Icelandic horses came with the earliest settlers; although they are not large, the idea of loading one into a longboat is daunting. They must have chosen not only the sturdiest but also the calmest animals to make the crossing. For the past thousand years, the descendants of those brave, sea-faring horses have been bred for strength and good sense, but never size. Still, small though he may be, the Icelandic horse can carry a 200 lb, 6′ tall man (although his feet will all but drag on the ground). It looks absurd to Modern eyes, accustomed to tall thoroughbreds, but you get used to it. In Iceland, if you’re a horse, it’s good to have short sturdy legs, because the terrain varies from lava fields to rocky scree to ice sheets. And it’s good to be shaggy when the winter winds come down across the treeless heaths. It’s also very good to have a smooth and steady pace to eat up the miles, and they do: from birth, Icelandic horses walk, trot, canter and tölt. This last is smoother than either trot or canter. Some rare and particularly gifted Icelandic horses have a fifth gait, the “flying gait”, in which all four feet leave the ground at once.
Our guide, Begga, who owns Islenski Hesturinn (The Icelandic Horse), told us the following story, about an exhibition of different breeds of horse in Germany. Big German horses doing elaborate dressage routines, elegant Arabs beautifully groomed with flowing manes, showing their speed. And then in come the Icelandic horses, short and shaggy, with their manes in their eyes or sticking straight up, their riders’ feet nearly brushing the ground. A ripple of laughter, politely suppressed, goes around the audience. What are these funny looking ponies going to do? The head of the Icelandic delegation pops a champagne cork, pours each of his companions a glass, and off they go at full speed tölt, three times around the ring, before stopping in front of the judges to drink a toast without having spilled a drop. The crowd goes wild.

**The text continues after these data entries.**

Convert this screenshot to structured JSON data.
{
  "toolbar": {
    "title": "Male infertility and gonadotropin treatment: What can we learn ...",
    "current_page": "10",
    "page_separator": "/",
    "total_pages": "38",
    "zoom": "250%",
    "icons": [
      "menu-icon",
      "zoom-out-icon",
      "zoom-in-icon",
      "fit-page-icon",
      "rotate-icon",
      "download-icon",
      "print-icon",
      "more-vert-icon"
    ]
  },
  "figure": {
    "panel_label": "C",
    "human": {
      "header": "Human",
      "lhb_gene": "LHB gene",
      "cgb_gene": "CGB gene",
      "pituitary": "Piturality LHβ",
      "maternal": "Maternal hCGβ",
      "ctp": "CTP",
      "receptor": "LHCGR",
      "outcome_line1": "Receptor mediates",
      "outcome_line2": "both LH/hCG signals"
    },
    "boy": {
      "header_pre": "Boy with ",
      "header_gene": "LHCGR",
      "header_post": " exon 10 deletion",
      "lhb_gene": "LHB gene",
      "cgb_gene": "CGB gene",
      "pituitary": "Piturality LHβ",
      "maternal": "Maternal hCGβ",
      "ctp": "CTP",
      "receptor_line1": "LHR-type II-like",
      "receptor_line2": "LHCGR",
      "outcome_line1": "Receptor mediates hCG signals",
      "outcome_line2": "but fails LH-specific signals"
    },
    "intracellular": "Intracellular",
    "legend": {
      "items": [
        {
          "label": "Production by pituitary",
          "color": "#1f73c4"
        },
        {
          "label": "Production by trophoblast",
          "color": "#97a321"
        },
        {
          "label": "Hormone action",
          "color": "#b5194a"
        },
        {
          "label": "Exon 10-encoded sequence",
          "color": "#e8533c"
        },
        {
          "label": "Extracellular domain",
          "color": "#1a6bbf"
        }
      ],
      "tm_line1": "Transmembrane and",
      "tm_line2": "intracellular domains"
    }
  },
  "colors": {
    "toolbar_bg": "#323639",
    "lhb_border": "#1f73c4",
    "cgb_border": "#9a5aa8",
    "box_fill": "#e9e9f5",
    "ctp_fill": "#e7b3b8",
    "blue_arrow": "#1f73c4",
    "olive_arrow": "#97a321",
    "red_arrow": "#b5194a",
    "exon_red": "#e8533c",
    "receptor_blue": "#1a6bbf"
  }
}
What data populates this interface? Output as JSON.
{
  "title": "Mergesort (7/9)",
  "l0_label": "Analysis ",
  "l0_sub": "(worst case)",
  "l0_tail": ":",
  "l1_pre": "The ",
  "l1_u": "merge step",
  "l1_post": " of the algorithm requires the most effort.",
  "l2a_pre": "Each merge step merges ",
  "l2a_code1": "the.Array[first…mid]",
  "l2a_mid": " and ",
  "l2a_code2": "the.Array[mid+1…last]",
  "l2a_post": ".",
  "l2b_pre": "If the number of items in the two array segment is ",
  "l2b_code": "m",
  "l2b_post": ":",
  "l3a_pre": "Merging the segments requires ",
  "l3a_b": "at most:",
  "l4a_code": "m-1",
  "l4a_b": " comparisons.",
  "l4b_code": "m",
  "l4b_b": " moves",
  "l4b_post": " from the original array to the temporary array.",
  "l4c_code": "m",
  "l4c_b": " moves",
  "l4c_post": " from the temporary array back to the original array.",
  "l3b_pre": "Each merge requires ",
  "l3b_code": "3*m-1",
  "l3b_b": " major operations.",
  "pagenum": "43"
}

Begga also has a theory about a link between Icelandic horses and the Icelandic language. She points out that Iceland has very difficult terrain and no dialects, just the same Icelandic everywhere, pretty much unchanged from Old Norse, while Denmark, with less difficult terrain, has several different dialects. She thinks Icelandic horses kept the language moving freely around the island, so that no little pockets of people developed their own way of saying things. It’s a lovely notion, though I suspect that Danish dialectical variants are probably influenced more by linguistic contacts Iceland simply didn’t have, with the other Scandinavian languages, with Dutch, with German.
I rode Isabella. I don’t normally much care for mares, but she was brilliant (although I needed to keep her at the back because she kicks). She loved to run, picking up the tölt easily from a fast walk. No need to trot if you can do this! I’m a convert. I entirely understand why those great tall Norsemen loved their little shaggy horses and still do. I’m already planning a return to Iceland, with a longer ride, maybe several days.